The Ireland unveiled here is not for the faint-hearted. It was marooned in insular seclusion, pauperised and socially polarised, rural, pastoral, pre-industrial, in thrall to monopolies and closed shops, devoid of entrepreneurship and riddled with superstition. The most damning features, of which the newspaper columns remind us, were the pervasive poverty, the widespread complicity in the domestic violence and sexual abuse that contradicted the moral values on which society was supposedly founded, and the appallingly low level of education that produced a largely compliant (and complacent) populace. Up to 80% of young people left school at the age of 12–14 with very primitive levels of education and unfitted for any work beyond low-level manual labour. It was no wonder, then, that during the decade some 400,000 emigrated and that the future of the country was in doubt.
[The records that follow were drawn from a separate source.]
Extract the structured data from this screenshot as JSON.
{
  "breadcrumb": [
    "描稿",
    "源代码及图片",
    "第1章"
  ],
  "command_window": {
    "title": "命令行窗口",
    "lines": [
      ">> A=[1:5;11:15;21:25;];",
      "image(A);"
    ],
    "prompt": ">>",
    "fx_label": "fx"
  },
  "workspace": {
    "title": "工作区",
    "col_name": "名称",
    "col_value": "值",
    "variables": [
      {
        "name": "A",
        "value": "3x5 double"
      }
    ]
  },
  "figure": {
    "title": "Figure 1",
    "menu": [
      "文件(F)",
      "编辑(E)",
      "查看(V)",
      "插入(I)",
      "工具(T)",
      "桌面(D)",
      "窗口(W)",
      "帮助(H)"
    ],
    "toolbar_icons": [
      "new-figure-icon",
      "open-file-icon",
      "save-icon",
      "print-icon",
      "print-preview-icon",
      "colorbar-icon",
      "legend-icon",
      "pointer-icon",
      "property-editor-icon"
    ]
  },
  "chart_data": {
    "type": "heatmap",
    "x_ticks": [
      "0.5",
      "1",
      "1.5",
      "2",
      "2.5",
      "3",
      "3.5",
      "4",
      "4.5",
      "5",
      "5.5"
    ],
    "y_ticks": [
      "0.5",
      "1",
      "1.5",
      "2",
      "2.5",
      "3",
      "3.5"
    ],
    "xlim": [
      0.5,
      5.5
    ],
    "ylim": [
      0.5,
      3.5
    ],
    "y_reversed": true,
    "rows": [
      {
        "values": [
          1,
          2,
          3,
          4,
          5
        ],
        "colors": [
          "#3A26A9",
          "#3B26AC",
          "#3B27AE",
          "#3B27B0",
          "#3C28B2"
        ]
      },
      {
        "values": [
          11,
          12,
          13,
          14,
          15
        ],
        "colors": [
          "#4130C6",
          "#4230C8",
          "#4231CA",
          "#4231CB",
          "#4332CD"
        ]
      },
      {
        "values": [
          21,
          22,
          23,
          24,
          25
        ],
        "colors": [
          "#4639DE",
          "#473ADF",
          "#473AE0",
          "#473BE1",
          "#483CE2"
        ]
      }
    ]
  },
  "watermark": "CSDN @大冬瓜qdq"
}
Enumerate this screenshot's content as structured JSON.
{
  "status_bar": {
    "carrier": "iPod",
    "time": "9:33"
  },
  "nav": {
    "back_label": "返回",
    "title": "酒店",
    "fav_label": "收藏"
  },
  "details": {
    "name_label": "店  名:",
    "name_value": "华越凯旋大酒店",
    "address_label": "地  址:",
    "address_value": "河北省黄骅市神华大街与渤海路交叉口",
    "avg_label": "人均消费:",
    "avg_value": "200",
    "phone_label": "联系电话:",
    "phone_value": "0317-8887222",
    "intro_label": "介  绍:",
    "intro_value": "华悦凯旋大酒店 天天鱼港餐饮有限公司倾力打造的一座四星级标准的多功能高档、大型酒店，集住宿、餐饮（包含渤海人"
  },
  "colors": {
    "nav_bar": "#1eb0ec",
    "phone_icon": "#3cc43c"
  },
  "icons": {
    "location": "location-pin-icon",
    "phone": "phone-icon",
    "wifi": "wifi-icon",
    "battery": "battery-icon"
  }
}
Garvin analyses these realities under the three broad headings of politics, the economy and, not unexpectedly, education. His treatment of the issues is sure-footed and he deftly exposes the forces that were frustrating change, primarily a bovine Catholic Church in cahoots with Fianna Fáil, while identifying, on the other hand, the forces that were working for change. If there are heroes to be found they are the politicians, especially among the Fine Gael and Labour-led interparty governments that ruled for six of the fourteen years he scrutinises.
The weakness of Garvin’s approach is the one he freely admits: the sources may be too concentrated and the views he examines atypical of the population at large. But the strength of the book lies in its thematic unity and Garvin’s mastery of the material. He has held up a mirror to the Ireland of the 1950s and he succeeds in producing a sharp image, warts and all. HI
Brendan Halligan is chairman of the Institute of International and European Affairs and a former member of the Oireachtas.